Description: The design requirements for the Nuclear Integrated Multimission Spacecraft. (NIMS) are discussed in detail. The requirements are a function of mission specifications, payload, control system requirements, electric system specifications, and cost limitations. (LCL)
Date: November 1, 1979
Partner: UNT Libraries Government Documents Department

Nuclear powered satellite studies. Annual progress report, July 1, 1978-June 30, 1979

Description: Progress achieved during the period July 1, 1978 to June 30, 1979, on US DOE contract No. EY-76-S-02-4045.A002 is reported. Discussions of several pertinent aspects are included, e.g., schedule, personnel, technology developments, and plans. The reporting period represents the third year of activities of a project which is designed to provide continuing support in the area of nuclear space power technology. Important results have been obtained and communicated to the scientific community via publications and presentations. Project personnel have participated in point design efforts, a NASA Space Power Committee, and periodically provide support to Department of Energy activities as the need arises. The report is intended to summarize activities over the past year and provide a basis for continued project support by US DOE.
Date: June 1, 1979
Creator: Kaplan, M.H.
Partner: UNT Libraries Government Documents Department

LASL fabrication flowsheet for GPHS fuel pellets

Description: The General Purpose Heat Source (GPHS) being developed by the Los Alamos Scienific Laboratory for the Department of Energy, Division of Advanced Nuclear Systems and Projects, consists of a series of graphite modules, each having a thermal power inventory of 62.5 watts. Each module is loaded with four cylindrical 62.5-W /sup 238/PuO/sub 2/ fuel pellets. The report summarizes the specifications for these pellets together with the fabrication flowsheet developed at LASL.
Date: August 1, 1979
Creator: Kent, R.A.
Partner: UNT Libraries Government Documents Department

Selected advances in materials research

Description: Several findings emanating from materials research that should have a beneficial impact on technological advancement in the future are described. The report deals with the GRAPHNOL, a new class of high-temperature brazing alloy for joining refractory components, gel-sphere-pac process for manufacture of nuclear fuel, and noble-metal fuel cladding for service in radioisotope thermoelectric generators designed to provide auxiliary power aboard spacecraft for planetary exploration.
Date: January 1, 1979
Creator: Cunningham, J.E.
Partner: UNT Libraries Government Documents Department

100-kW/sub e/ Nuclear space electric power source

Description: The current 100-kW/sub e/ space nuclear power technology program could provide an electric power source for nuclear electric propulsion. The power plant is relatively compact, light weight, and has the advantages of long life and immunity to degradation while passing through the Van Allen belts. The reactor is a unique design using heat pipes to transfer heat from the reactor core to the thermoelectric converters. The converters are an improved design over those used in the radioisotope space program. The radiator, used to eliminate waste heat to space, also makes use of heat pipes. All single failure points have been eliminated from the power plant design and redundancies are provided to ensure high reliability. The power plant configuration and some key results of the current component experimental program are discussed.
Date: January 1, 1979
Creator: Buden, D.
Partner: UNT Libraries Government Documents Department
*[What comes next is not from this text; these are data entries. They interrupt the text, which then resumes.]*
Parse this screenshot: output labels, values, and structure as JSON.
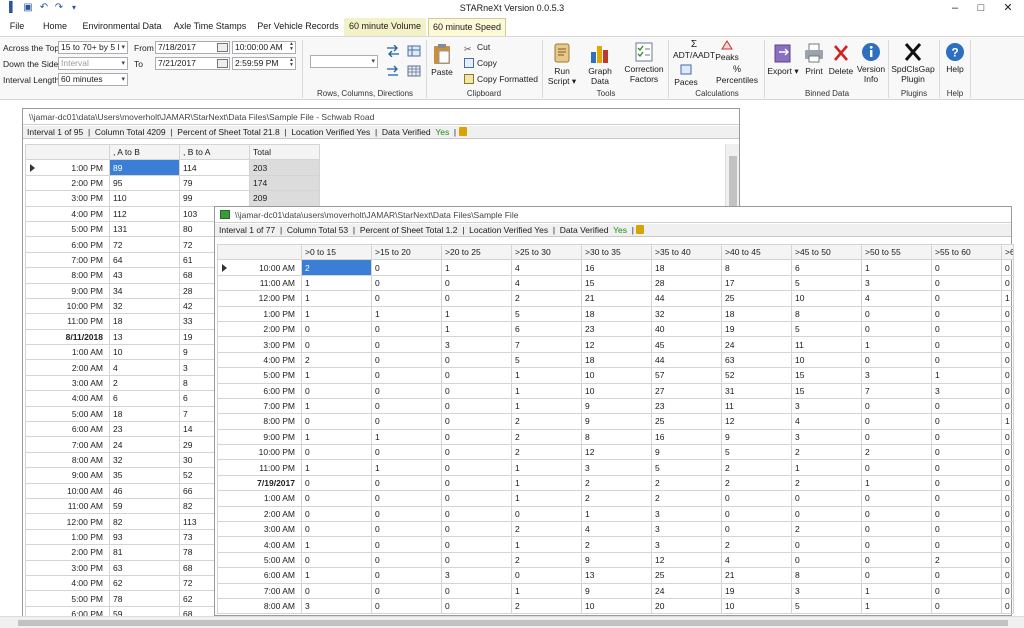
{
  "app": {
    "title": "STARneXt Version 0.0.5.3",
    "window_controls": [
      "–",
      "□",
      "✕"
    ]
  },
  "tabs": [
    "File",
    "Home",
    "Environmental Data",
    "Axle Time Stamps",
    "Per Vehicle Records",
    "60 minute Volume",
    "60 minute Speed"
  ],
  "ribbon": {
    "across_top_label": "Across the Top",
    "across_top_value": "15 to 70+ by 5 l",
    "down_side_label": "Down the Side",
    "down_side_value": "Interval",
    "interval_length_label": "Interval Length",
    "interval_length_value": "60 minutes",
    "from_label": "From",
    "from_date": "7/18/2017",
    "from_time": "10:00:00 AM",
    "to_label": "To",
    "to_date": "7/21/2017",
    "to_time": "2:59:59 PM",
    "groups": {
      "rcd": "Rows, Columns, Directions",
      "clipboard": "Clipboard",
      "tools": "Tools",
      "calculations": "Calculations",
      "binned": "Binned Data",
      "plugins": "Plugins",
      "help": "Help"
    },
    "buttons": {
      "paste": "Paste",
      "cut": "Cut",
      "copy": "Copy",
      "copy_formatted": "Copy Formatted",
      "run_script_1": "Run",
      "run_script_2": "Script ▾",
      "graph_data": "Graph Data",
      "correction_1": "Correction",
      "correction_2": "Factors",
      "adt": "ADT/AADT",
      "paces": "Paces",
      "peaks": "Peaks",
      "percentiles_sym": "%",
      "percentiles": "Percentiles",
      "export": "Export ▾",
      "print": "Print",
      "delete": "Delete",
      "version_1": "Version",
      "version_2": "Info",
      "plugin_1": "SpdClsGap",
      "plugin_2": "Plugin",
      "help": "Help"
    }
  },
  "volume_window": {
    "title": "\\\\jamar-dc01\\data\\Users\\moverholt\\JAMAR\\StarNext\\Data Files\\Sample File - Schwab Road",
    "status": {
      "interval": "Interval 1 of 95",
      "column_total": "Column Total  4209",
      "percent": "Percent of Sheet Total  21.8",
      "location_verified": "Location Verified  Yes",
      "data_verified_label": "Data Verified",
      "data_verified_value": "Yes"
    },
    "columns": [
      ", A to B",
      ", B to A",
      "Total"
    ],
    "rows": [
      {
        "label": "1:00 PM",
        "cells": [
          "89",
          "114",
          "203"
        ]
      },
      {
        "label": "2:00 PM",
        "cells": [
          "95",
          "79",
          "174"
        ]
      },
      {
        "label": "3:00 PM",
        "cells": [
          "110",
          "99",
          "209"
        ]
      },
      {
        "label": "4:00 PM",
        "cells": [
          "112",
          "103",
          ""
        ]
      },
      {
        "label": "5:00 PM",
        "cells": [
          "131",
          "80",
          ""
        ]
      },
      {
        "label": "6:00 PM",
        "cells": [
          "72",
          "72",
          ""
        ]
      },
      {
        "label": "7:00 PM",
        "cells": [
          "64",
          "61",
          ""
        ]
      },
      {
        "label": "8:00 PM",
        "cells": [
          "43",
          "68",
          ""
        ]
      },
      {
        "label": "9:00 PM",
        "cells": [
          "34",
          "28",
          ""
        ]
      },
      {
        "label": "10:00 PM",
        "cells": [
          "32",
          "42",
          ""
        ]
      },
      {
        "label": "11:00 PM",
        "cells": [
          "18",
          "33",
          ""
        ]
      },
      {
        "label": "8/11/2018",
        "cells": [
          "13",
          "19",
          ""
        ],
        "bold": true
      },
      {
        "label": "1:00 AM",
        "cells": [
          "10",
          "9",
          ""
        ]
      },
      {
        "label": "2:00 AM",
        "cells": [
          "4",
          "3",
          ""
        ]
      },
      {
        "label": "3:00 AM",
        "cells": [
          "2",
          "8",
          ""
        ]
      },
      {
        "label": "4:00 AM",
        "cells": [
          "6",
          "6",
          ""
        ]
      },
      {
        "label": "5:00 AM",
        "cells": [
          "18",
          "7",
          ""
        ]
      },
      {
        "label": "6:00 AM",
        "cells": [
          "23",
          "14",
          ""
        ]
      },
      {
        "label": "7:00 AM",
        "cells": [
          "24",
          "29",
          ""
        ]
      },
      {
        "label": "8:00 AM",
        "cells": [
          "32",
          "30",
          ""
        ]
      },
      {
        "label": "9:00 AM",
        "cells": [
          "35",
          "52",
          ""
        ]
      },
      {
        "label": "10:00 AM",
        "cells": [
          "46",
          "66",
          ""
        ]
      },
      {
        "label": "11:00 AM",
        "cells": [
          "59",
          "82",
          ""
        ]
      },
      {
        "label": "12:00 PM",
        "cells": [
          "82",
          "113",
          ""
        ]
      },
      {
        "label": "1:00 PM",
        "cells": [
          "93",
          "73",
          ""
        ]
      },
      {
        "label": "2:00 PM",
        "cells": [
          "81",
          "78",
          ""
        ]
      },
      {
        "label": "3:00 PM",
        "cells": [
          "63",
          "68",
          ""
        ]
      },
      {
        "label": "4:00 PM",
        "cells": [
          "62",
          "72",
          ""
        ]
      },
      {
        "label": "5:00 PM",
        "cells": [
          "78",
          "62",
          ""
        ]
      },
      {
        "label": "6:00 PM",
        "cells": [
          "59",
          "68",
          ""
        ]
      }
    ]
  },
  "speed_window": {
    "title": "\\\\jamar-dc01\\data\\users\\moverholt\\JAMAR\\StarNext\\Data Files\\Sample File",
    "status": {
      "interval": "Interval 1 of 77",
      "column_total": "Column Total  53",
      "percent": "Percent of Sheet Total  1.2",
      "location_verified": "Location Verified  Yes",
      "data_verified_label": "Data Verified",
      "data_verified_value": "Yes"
    },
    "columns": [
      ">0 to 15",
      ">15 to 20",
      ">20 to 25",
      ">25 to 30",
      ">30 to 35",
      ">35 to 40",
      ">40 to 45",
      ">45 to 50",
      ">50 to 55",
      ">55 to 60",
      ">6"
    ],
    "rows": [
      {
        "label": "10:00 AM",
        "cells": [
          "2",
          "0",
          "1",
          "4",
          "16",
          "18",
          "8",
          "6",
          "1",
          "0",
          "0"
        ]
      },
      {
        "label": "11:00 AM",
        "cells": [
          "1",
          "0",
          "0",
          "4",
          "15",
          "28",
          "17",
          "5",
          "3",
          "0",
          "0"
        ]
      },
      {
        "label": "12:00 PM",
        "cells": [
          "1",
          "0",
          "0",
          "2",
          "21",
          "44",
          "25",
          "10",
          "4",
          "0",
          "1"
        ]
      },
      {
        "label": "1:00 PM",
        "cells": [
          "1",
          "1",
          "1",
          "5",
          "18",
          "32",
          "18",
          "8",
          "0",
          "0",
          "0"
        ]
      },
      {
        "label": "2:00 PM",
        "cells": [
          "0",
          "0",
          "1",
          "6",
          "23",
          "40",
          "19",
          "5",
          "0",
          "0",
          "0"
        ]
      },
      {
        "label": "3:00 PM",
        "cells": [
          "0",
          "0",
          "3",
          "7",
          "12",
          "45",
          "24",
          "11",
          "1",
          "0",
          "0"
        ]
      },
      {
        "label": "4:00 PM",
        "cells": [
          "2",
          "0",
          "0",
          "5",
          "18",
          "44",
          "63",
          "10",
          "0",
          "0",
          "0"
        ]
      },
      {
        "label": "5:00 PM",
        "cells": [
          "1",
          "0",
          "0",
          "1",
          "10",
          "57",
          "52",
          "15",
          "3",
          "1",
          "0"
        ]
      },
      {
        "label": "6:00 PM",
        "cells": [
          "0",
          "0",
          "0",
          "1",
          "10",
          "27",
          "31",
          "15",
          "7",
          "3",
          "0"
        ]
      },
      {
        "label": "7:00 PM",
        "cells": [
          "1",
          "0",
          "0",
          "1",
          "9",
          "23",
          "11",
          "3",
          "0",
          "0",
          "0"
        ]
      },
      {
        "label": "8:00 PM",
        "cells": [
          "0",
          "0",
          "0",
          "2",
          "9",
          "25",
          "12",
          "4",
          "0",
          "0",
          "1"
        ]
      },
      {
        "label": "9:00 PM",
        "cells": [
          "1",
          "1",
          "0",
          "2",
          "8",
          "16",
          "9",
          "3",
          "0",
          "0",
          "0"
        ]
      },
      {
        "label": "10:00 PM",
        "cells": [
          "0",
          "0",
          "0",
          "2",
          "12",
          "9",
          "5",
          "2",
          "2",
          "0",
          "0"
        ]
      },
      {
        "label": "11:00 PM",
        "cells": [
          "1",
          "1",
          "0",
          "1",
          "3",
          "5",
          "2",
          "1",
          "0",
          "0",
          "0"
        ]
      },
      {
        "label": "7/19/2017",
        "cells": [
          "0",
          "0",
          "0",
          "1",
          "2",
          "2",
          "2",
          "2",
          "1",
          "0",
          "0"
        ],
        "bold": true
      },
      {
        "label": "1:00 AM",
        "cells": [
          "0",
          "0",
          "0",
          "1",
          "2",
          "2",
          "0",
          "0",
          "0",
          "0",
          "0"
        ]
      },
      {
        "label": "2:00 AM",
        "cells": [
          "0",
          "0",
          "0",
          "0",
          "1",
          "3",
          "0",
          "0",
          "0",
          "0",
          "0"
        ]
      },
      {
        "label": "3:00 AM",
        "cells": [
          "0",
          "0",
          "0",
          "2",
          "4",
          "3",
          "0",
          "2",
          "0",
          "0",
          "0"
        ]
      },
      {
        "label": "4:00 AM",
        "cells": [
          "1",
          "0",
          "0",
          "1",
          "2",
          "3",
          "2",
          "0",
          "0",
          "0",
          "0"
        ]
      },
      {
        "label": "5:00 AM",
        "cells": [
          "0",
          "0",
          "0",
          "2",
          "9",
          "12",
          "4",
          "0",
          "0",
          "2",
          "0"
        ]
      },
      {
        "label": "6:00 AM",
        "cells": [
          "1",
          "0",
          "3",
          "0",
          "13",
          "25",
          "21",
          "8",
          "0",
          "0",
          "0"
        ]
      },
      {
        "label": "7:00 AM",
        "cells": [
          "0",
          "0",
          "0",
          "1",
          "9",
          "24",
          "19",
          "3",
          "1",
          "0",
          "0"
        ]
      },
      {
        "label": "8:00 AM",
        "cells": [
          "3",
          "0",
          "0",
          "2",
          "10",
          "20",
          "10",
          "5",
          "1",
          "0",
          "0"
        ]
      }
    ]
  }
}
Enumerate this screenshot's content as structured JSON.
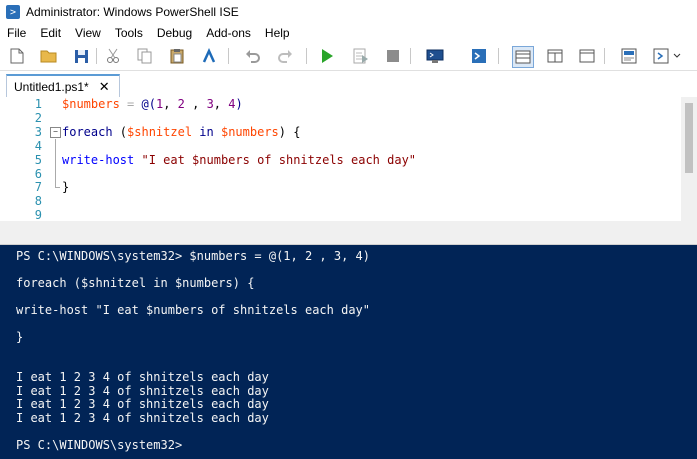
{
  "window": {
    "title": "Administrator: Windows PowerShell ISE"
  },
  "menu": [
    "File",
    "Edit",
    "View",
    "Tools",
    "Debug",
    "Add-ons",
    "Help"
  ],
  "toolbar": {
    "icons": [
      "new-icon",
      "open-icon",
      "save-icon",
      "cut-icon",
      "copy-icon",
      "paste-icon",
      "clear-console-icon",
      "undo-icon",
      "redo-icon",
      "run-icon",
      "run-selection-icon",
      "stop-icon",
      "remote-powershell-icon",
      "start-powershell-icon",
      "show-script-top-icon",
      "show-script-right-icon",
      "show-script-max-icon",
      "show-commands-icon",
      "show-addon-icon"
    ]
  },
  "tab": {
    "label": "Untitled1.ps1*",
    "close": "✕"
  },
  "editor": {
    "line_numbers": [
      "1",
      "2",
      "3",
      "4",
      "5",
      "6",
      "7",
      "8",
      "9"
    ],
    "lines": [
      [
        [
          "var",
          "$numbers"
        ],
        [
          "pl",
          " "
        ],
        [
          "op",
          "="
        ],
        [
          "pl",
          " "
        ],
        [
          "kw",
          "@("
        ],
        [
          "num",
          "1"
        ],
        [
          "pl",
          ", "
        ],
        [
          "num",
          "2"
        ],
        [
          "pl",
          " , "
        ],
        [
          "num",
          "3"
        ],
        [
          "pl",
          ", "
        ],
        [
          "num",
          "4"
        ],
        [
          "kw",
          ")"
        ]
      ],
      [],
      [
        [
          "kw",
          "foreach"
        ],
        [
          "pl",
          " ("
        ],
        [
          "var",
          "$shnitzel"
        ],
        [
          "pl",
          " "
        ],
        [
          "kw",
          "in"
        ],
        [
          "pl",
          " "
        ],
        [
          "var",
          "$numbers"
        ],
        [
          "pl",
          ") {"
        ]
      ],
      [],
      [
        [
          "cmd",
          "write-host"
        ],
        [
          "pl",
          " "
        ],
        [
          "str",
          "\"I eat $numbers of shnitzels each day\""
        ]
      ],
      [],
      [
        [
          "pl",
          "}"
        ]
      ],
      [],
      []
    ]
  },
  "console": {
    "lines": [
      "PS C:\\WINDOWS\\system32> $numbers = @(1, 2 , 3, 4)",
      "",
      "foreach ($shnitzel in $numbers) {",
      "",
      "write-host \"I eat $numbers of shnitzels each day\"",
      "",
      "}",
      "",
      "",
      "I eat 1 2 3 4 of shnitzels each day",
      "I eat 1 2 3 4 of shnitzels each day",
      "I eat 1 2 3 4 of shnitzels each day",
      "I eat 1 2 3 4 of shnitzels each day",
      "",
      "PS C:\\WINDOWS\\system32>"
    ]
  }
}
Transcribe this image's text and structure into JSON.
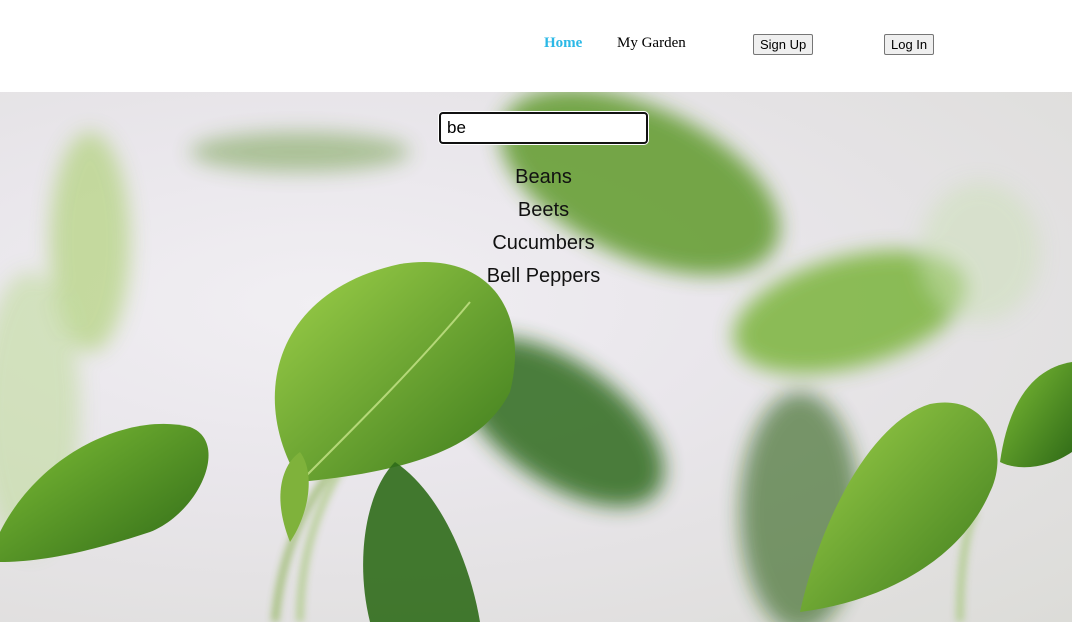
{
  "nav": {
    "home": "Home",
    "my_garden": "My Garden",
    "sign_up": "Sign Up",
    "log_in": "Log In"
  },
  "search": {
    "value": "be"
  },
  "suggestions": [
    "Beans",
    "Beets",
    "Cucumbers",
    "Bell Peppers"
  ],
  "colors": {
    "accent": "#2bb8e6",
    "leaf_dark": "#3f7a1e",
    "leaf_light": "#8cc63f"
  }
}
General-purpose heat source project and space nuclear safety and fuels program. Progress report

Description: This formal monthly report covers the studies related to the use of /sup 238/PuO/sub 2/ in radioisotopic power systems carried out for the Advanced Nuclear Systems and Projects Division of the Los Alamos Scientific Laboratory. The two programs involved are general-purpose heat source development and space nuclear safety and fuels. Most of the studies discussed hear are of a continuing nature. Results and conclusions described may change as the work continues.
Date: December 1, 1979
Creator: Maraman, W.J. (comp.)
Partner: UNT Libraries Government Documents Department

Two-dimensional electron temperature profiles in thermionic converters. Technical status report No. 79-0003 for the period July 1979

Description: The electron temperature profile solution described by Timothy M. Smith in the report ENCOTH-TM79-0001 is generalized to two dimensions. The equations are written in cartesian coordinates used to solve structured electrode problems. An alaternate two-dimensional cylindrical geometry solution is trivially similar. The latter would be used to study departure from one-dimensional symmetry due to finite size electrodes and radial flows. The numerical method is described. The present work represents a partial solution of a complete two-dimensional transport, the purpose of which is the convergence of the proposed numerical approach. Also, the mathematical formulation of two-dimensional transport in electrical plasmas is given. The equations characterizing the two-dimensional transport and the electric field are selected, and a numerical method is proposed. (WHK)
Date: January 1, 1979
Creator: Smith, D.E.
Partner: UNT Libraries Government Documents Department

Heat source component development program. Quarterly report, January 1979-March 1979

Description: This is the eighth of a series of reports describing the results of several analytical and experimental programs being conducted at Battelle-Columbus Laboratories to develop components for advanced radioisotope heat source applications. The heat sources will for the most part be used in advanced static and dynamic power conversion systems. These reports replace the informal monthly technical letter reports previously prepared and are being utilized so that more cohesive presentations of results can be achieved. The specific efforts in progress during the period covered by this report were in support of the General Purpose Heat Source (GPHS) Development Program that is being led by the Los Alsmos Scientific Laboratory (LASL). These specific efforts were concerned with: analyses of trial designs with emphasis on detailed predictions of the response of Trial Design, including the sensitivity of the response to design and environmental uncertainties, and on comparison of performances of the Trial Design and the Ir Reference Design. It should be noted that considerable reentry thermal analyses have been conducted subsequent to the period covered in this report. In these more recent analyses, significant changes have been made to the heat source properties, and time-dependent boundary conditions. Results of these more recent analyses, as reported in project reviews, differ significantly from some of the results contained in the present report.
Date: August 1, 1979
Creator: Foster, E.L. Jr. (comp.)
Partner: UNT Libraries Government Documents Department

Selenide isotope generator for the Galileo Mission: copper/water axially-grooved heat pipe topical report

Description: This report presents a summary of the major accomplishments for the development, fabrication, and testing of axially-grooved copper/water heat pipes for Selenide Isotopic Generator (SIG) applications. The early development consisted of chemical, physical, and analytical studies to define an axially-grooved tube geometry that could be successfully fabricated and provide the desired long term (up to seven years) performance is presented. Heat pipe fabrication procedures, measured performance and accelerated life testing of heat pipes S/Ns AL-5 and LT-57 conducted at B and K Engineering are discussed. S/N AL-5 was the first axially-grooved copper/water heat pipe that was fabricated with the new internal coating process for cupric oxide (CuO) and the cleaning and water preparation methods developed by Battelle Columbus Laboratories. Heat pipe S/N LT-57 was fabricated along with sixty other axially-grooved heat pipes allocated for life testing at Teledyne Energy Systems. As of June 25, 1979, heat pipes S/Ns AL-5 and LT-57 have been accelerated life tested for 13,310 and 6,292 respectively, at a nominal operating temperature of 225/sup 0/C without any signs of thermal performance degradation. (TFD)
Date: June 30, 1979
Creator: Strazza, N.P.
Partner: UNT Libraries Government Documents Department